I believe the answer is both.
Dear sons of India, all of you who are outraged at the actions and attitudes of your brothers. All of you who are men, and Indian, but ashamed of what being “Indian men” has come to mean in our day and age. Any of you who saw that documentary and refuse to let what those men said be the last word spoken . . .
You are not who you are despite being in India, you are who you are for the sake of India. For such a time as this. You have been made countercultural because the hour has come for the culture of rape to be countered.
When I posted that article, an Indian ex-pat sent me a note in response. He wrote:
“After watching the [India’s Daughter] documentary, it doubled my confirmation that India is the place I need to be. It’s heartbreaking . . . there is a just God who I know will make India the lighthouse it was meant to be to other nations.”
That simple message is the message. God has not put this is in the hearts of American men, because it is not their hour. It is your hour. And I believe when their hour comes, they will follow India’s lead on this one. God is like a skilled surgeon, He shines a bright light on a place when He’s about to cut it open. And now that His scalpel has been set to the skin of India, He’s not going to stop until He’s cut out the infected organ and replaced it with a new one.
Your part is to keep the light shining. Keep bringing it up. Keep asking the right questions. And keep doing the things that make a difference. We cannot change the fact that, in India, women are surrounded by men. But we can change the men they are surrounded by.
This is not a women’s battle. This is YOUR battle. Not waged at rallies in the streets, but every time you are in the presence of a woman, and every time you speak to another man.
So let me tell you about that one time, the time I did encounter this view of women. It’s another thing I’ve kept quiet because it was hard to talk about. But we, all of us, need to start talking about the hard things.
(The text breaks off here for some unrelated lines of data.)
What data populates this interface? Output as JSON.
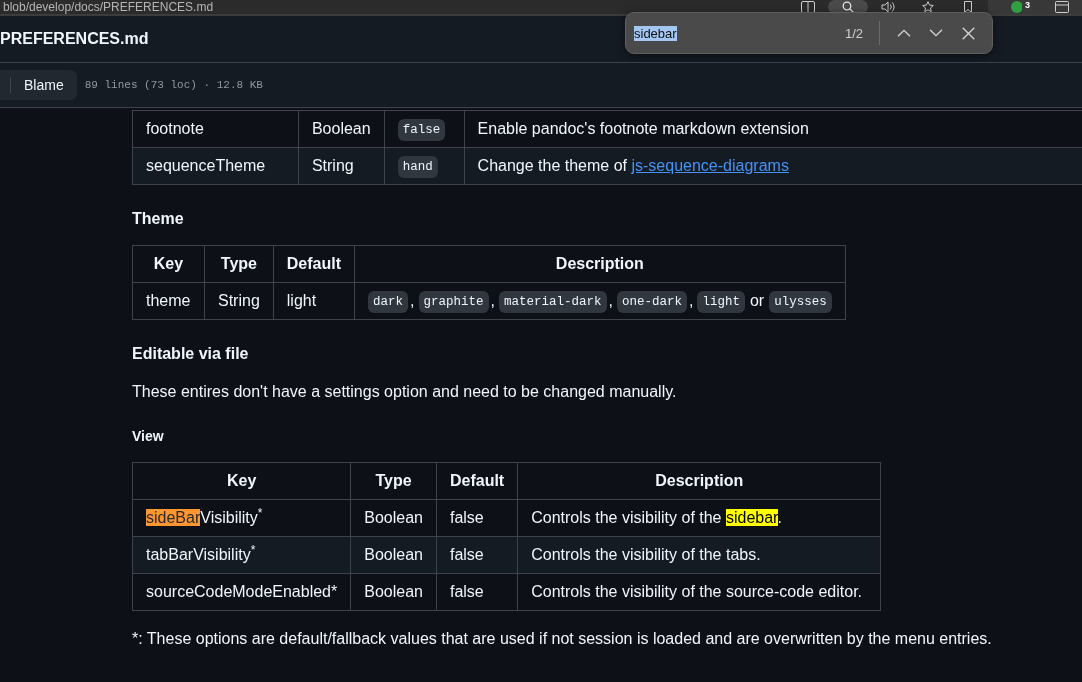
{
  "browser": {
    "address": "blob/develop/docs/PREFERENCES.md",
    "toolbar": [
      {
        "selected": false
      },
      {
        "selected": true
      },
      {
        "selected": false
      },
      {
        "selected": false
      },
      {
        "selected": false
      },
      {
        "selected": false,
        "badge": "3"
      },
      {
        "selected": false
      }
    ]
  },
  "find_bar": {
    "query": "sidebar",
    "query_selected": true,
    "count": "1/2"
  },
  "file_header": {
    "title": "PREFERENCES.md",
    "view_tabs": [
      {
        "label": "Blame",
        "selected": false
      }
    ],
    "meta": "89 lines (73 loc) · 12.8 KB"
  },
  "content": [
    {
      "kind": "table",
      "rows": [
        [
          {
            "kind": "text",
            "text": "footnote"
          },
          {
            "kind": "text",
            "text": "Boolean"
          },
          {
            "kind": "code",
            "text": "false"
          },
          {
            "kind": "text",
            "text": "Enable pandoc's footnote markdown extension"
          }
        ],
        [
          {
            "kind": "text",
            "text": "sequenceTheme"
          },
          {
            "kind": "text",
            "text": "String"
          },
          {
            "kind": "code",
            "text": "hand"
          },
          {
            "kind": "link",
            "text": "Change the theme of ",
            "link": "js-sequence-diagrams"
          }
        ]
      ]
    },
    {
      "kind": "h4",
      "text": "Theme"
    },
    {
      "kind": "table",
      "columns": [
        "Key",
        "Type",
        "Default",
        "Description"
      ],
      "rows": [
        [
          {
            "kind": "text",
            "text": "theme"
          },
          {
            "kind": "text",
            "text": "String"
          },
          {
            "kind": "text",
            "text": "light"
          },
          {
            "kind": "code_list",
            "parts": [
              {
                "kind": "code",
                "text": "dark"
              },
              {
                "kind": "punct",
                "text": ","
              },
              {
                "kind": "code",
                "text": "graphite"
              },
              {
                "kind": "punct",
                "text": ","
              },
              {
                "kind": "code",
                "text": "material-dark"
              },
              {
                "kind": "punct",
                "text": ","
              },
              {
                "kind": "code",
                "text": "one-dark"
              },
              {
                "kind": "punct",
                "text": ","
              },
              {
                "kind": "code",
                "text": "light"
              },
              {
                "kind": "word",
                "text": "or"
              },
              {
                "kind": "code",
                "text": "ulysses"
              }
            ]
          }
        ]
      ]
    },
    {
      "kind": "h4",
      "text": "Editable via file"
    },
    {
      "kind": "paragraph",
      "text": "These entires don't have a settings option and need to be changed manually."
    },
    {
      "kind": "h5",
      "text": "View"
    },
    {
      "kind": "table",
      "columns": [
        "Key",
        "Type",
        "Default",
        "Description"
      ],
      "rows": [
        [
          {
            "kind": "marked",
            "segments": [
              {
                "text": "sideBar",
                "highlighted": true,
                "current": true
              },
              {
                "text": "Visibility$^{*}$",
                "highlighted": false
              }
            ]
          },
          {
            "kind": "text",
            "text": "Boolean"
          },
          {
            "kind": "text",
            "text": "false"
          },
          {
            "kind": "marked",
            "segments": [
              {
                "text": "Controls the visibility of the ",
                "highlighted": false
              },
              {
                "text": "sidebar",
                "highlighted": true,
                "current": false
              },
              {
                "text": ".",
                "highlighted": false
              }
            ]
          }
        ],
        [
          {
            "kind": "text",
            "text": "tabBarVisibility$^{*}$"
          },
          {
            "kind": "text",
            "text": "Boolean"
          },
          {
            "kind": "text",
            "text": "false"
          },
          {
            "kind": "text",
            "text": "Controls the visibility of the tabs."
          }
        ],
        [
          {
            "kind": "text",
            "text": "sourceCodeModeEnabled*"
          },
          {
            "kind": "text",
            "text": "Boolean"
          },
          {
            "kind": "text",
            "text": "false"
          },
          {
            "kind": "text",
            "text": "Controls the visibility of the source-code editor."
          }
        ]
      ]
    },
    {
      "kind": "paragraph",
      "text": "*: These options are default/fallback values that are used if not session is loaded and are overwritten by the menu entries."
    }
  ]
}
I wish I could say I only took an auto that night because I was a ten-minute drive from home, but I probably would have taken one anyway. It was six months before Jyoti Singh’s rape and, though I sometimes worried what would happen to me if I got into an auto after 10 at night, especially in that neighborhood (my neighborhood), on that night I was just annoyed at being overcharged for a distance that wouldn’t even register on his meter. He took me straight home, on roads I knew. So we were outside my house when he grabbed me, and he touched me inappropriately, sexually. It was just a moment, and I did the only thing I could think to in it — I shoved him away, and I ran.
I have never thought about that night without wondering whether I should have Maced him, or given him a good uppercut, or screamed till someone came who would do worse. Whether I should have made him rue the day he messed with me. Instead, I prayed for him. As I walked, safe, into my building, behind guarded gates, I felt the anger of a just and vengeful God. And I knew, beyond a shadow of a doubt, that it burns against those who touch His beloved. That man had no one to intercede for him but me. So I forgave him, and I asked God to do the same.
Now, looking back, that seems extraordinary to me. What allowed me to have that response? I think it was that I was safe. That man didn’t know that a mere twenty feet behind me was a chowkidar, with a big stick, who I trusted. He didn’t know that the buildings on both sides of me were full of men who would still, to this day, beat him to a pulp if they met him and knew what he’d done. I was surrounded by men. And ten-to-one they were on my side.
That is the feeling I want every Indian woman to have, at any time day or night, wherever she is.
When men can be trusted, women can be free. When men can be trusted, women don’t have to be afraid. And when Indian women are free and unafraid, that is when India will truly be great.